Benjamin's drive to work in climate change was awoken in the most unlikely of settings: while on a gap year sailing yachts in the Mediterranean. He moved to the UK after graduating from the University of Auckland with a Bachelor of Arts (Geography) and PGDip (Environmental Management) and struggled to get work following the global financial crisis. Falling into yachting as a means to an end, he began reading fervently about climate change when he wasn't on deck.

"It completely changed my perspective," he says. "I became determined to dive into a career for the UN and support emerging markets to develop climate change projects. The catch? I knew I needed a masters degree for that."

He headed back to the University of Auckland in 2010 to do a Master of Science, exploring market-based instruments for environmental management in agriculture, land use and forestry. "The University of Auckland played a foundational role in understanding environmental science, environmental economics and management – skills I would then sharpen in the field for the UN and through my consulting gigs across the globe," says Benjamin. "It drove my passion for people and the planet."

The mentorship programmes offered by the University also played a crucial role in shaping both his personal and professional growth. "Having mentors who believed in me, my goals, and my dreams provided invaluable guidance and support," Benjamin says.
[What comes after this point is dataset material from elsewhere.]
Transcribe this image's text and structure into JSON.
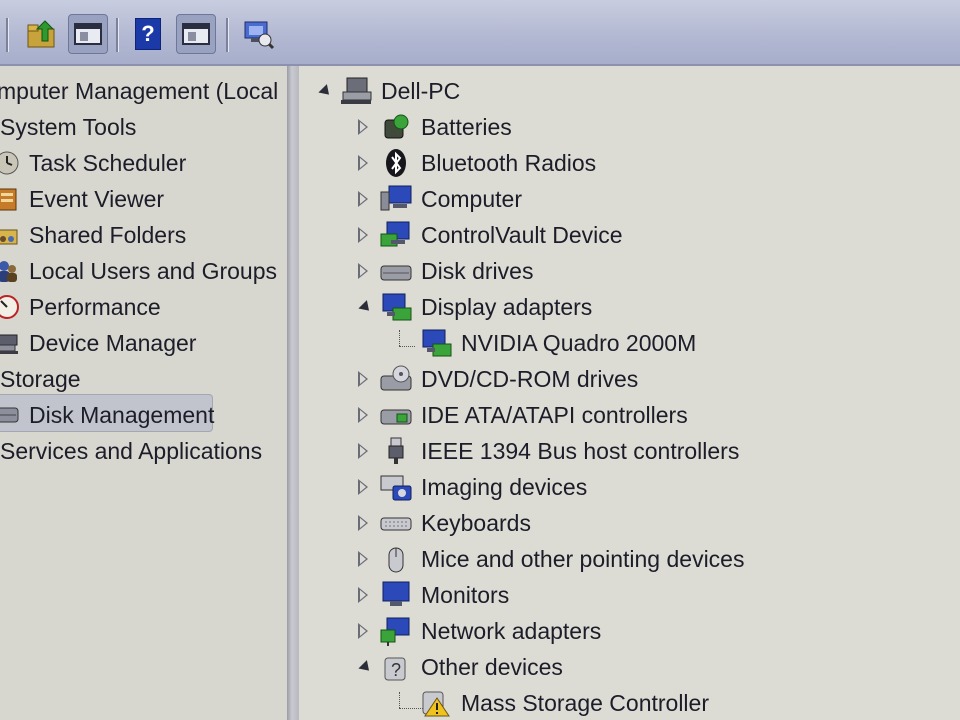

He continues to support the University of Auckland mentorship programme and is always interested in hearing from young climate change leaders. "Don't hesitate to reach out," he says. "The world needs dedicated individuals like you."

Despite an impressive portfolio working for a wide range of climate-focused organisations around the world, Benjamin says the most challenging work is still ahead. "With just six years remaining to achieve the goals of the Paris Agreement and limit global warming to 1.5 degrees Celsius, the urgency of this task cannot be overstated," he says. "I cannot hammer this home enough: we must take immediate and decisive action to mitigate the impacts of climate change."

Now focusing on building strong teams, fostering partnerships and empowering those who will become climate leaders, Benjamin stresses that time is of the essence when it comes to the climate crisis. "I am fully committed to acting with a sense of urgency while inspiring and motivating others to join this critical mission," he says. "Together, we can strive for a sustainable future and make a meaningful difference in combating climate change."